Health is a state of complete physical, mental and social well-being, and not merely the absence of disease or infirmity.  – World Health Organization, 1948

If you have health, you probably will be happy, and if you have health and happiness, you have all the wealth you need, even if it is not all you want.  – Elbert Hubbard

Meet Misty Copeland

Personally,

Perhaps I can create a feminine version of this

Or even better, this

🙂

A good hostess is

  1. Comfortable. She sets the mood for the party and so is light-hearted, relaxed, and sociable. Her space is open, welcoming, and festive. Food and drink are located in a way that encourage guests to move throughout the room(s). And there are adequate seating and surfaces to rest glasses and plates.
  2. Ready. She has double checked the details. Every space a guest may visit is spotless and supplied. Extra necessities are tucked neatly away in convenient locations. She is dressed and prepared to receive guests at least an hour early.
  3. Hospitable. Her guests are made to feel special. She greets everyone personally, points out where everything is located, and makes introductions. It is important that each guest is comfortable and engaged.
  4. A member of the party.
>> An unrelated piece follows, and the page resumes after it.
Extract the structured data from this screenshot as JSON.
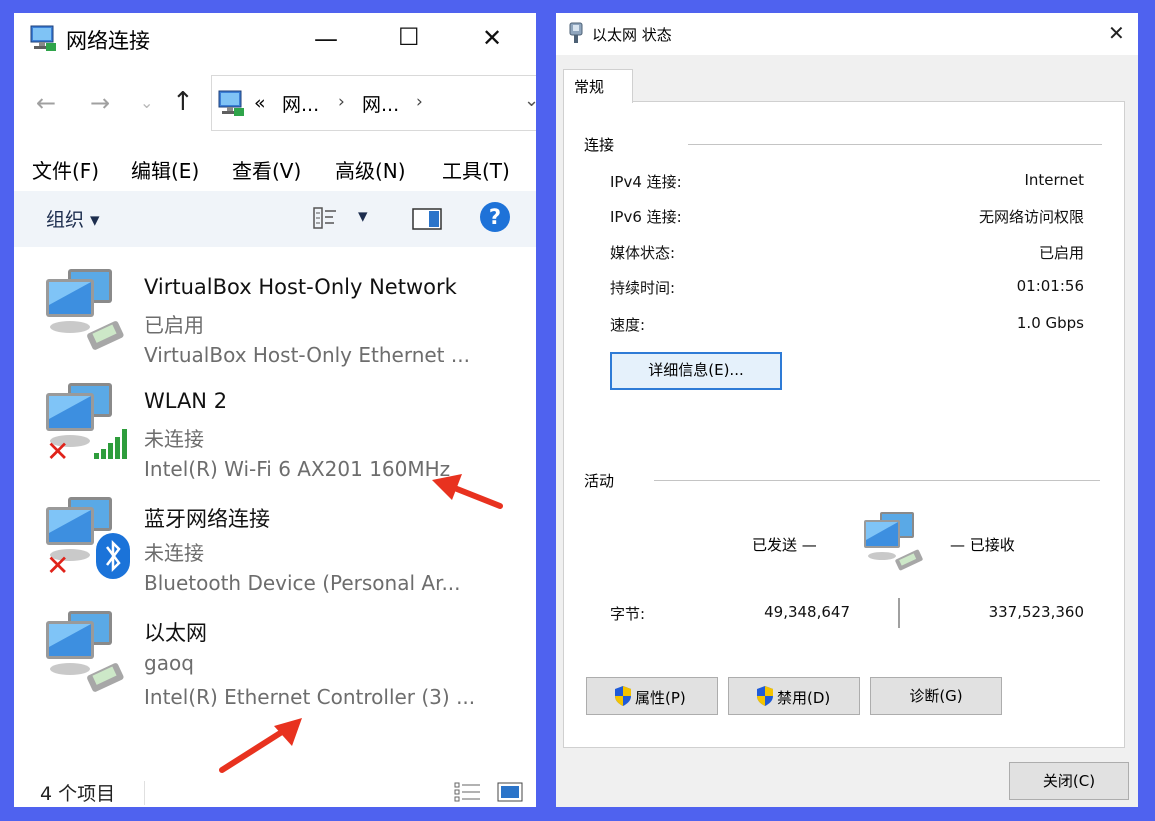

She does a fine job of replenishing food, drink, etc. and tidying up. She also takes deep breaths, remembers that this is actually fun, and she thoroughly enjoys herself.

I’d best get some ideas!

In nature there are neither rewards nor punishments – there are consequences. – Robert G. Ingersoll

Baggage is ineffective at home.

Ignorance, infallibility, insecurity and their ilk are known losers.

Baggage does not travel well.

Taken into the realm of the unfamiliar, to the world stage . . . EPIC FAILURE.

Natural consequence.

To be expected.

Reality.

There are but two choices:

  1. Keep the baggage –> remain loyal to the familiar or take it on the road and become a spectacle for all the world to see.
  2. Lose the baggage –> exercise the freedom to venture out, experience the world and enjoy all of its bounty.

Whoever is careless with the truth in small matters cannot be trusted with important matters. – Albert Einstein

Harmony makes small things grow, lack of it makes great things decay. – Sallust

Sometimes when I consider what tremendous consequences come from little things . . . I am tempted to think . . . there are no little things . . . – Bruce Barton

by Deola Sagoe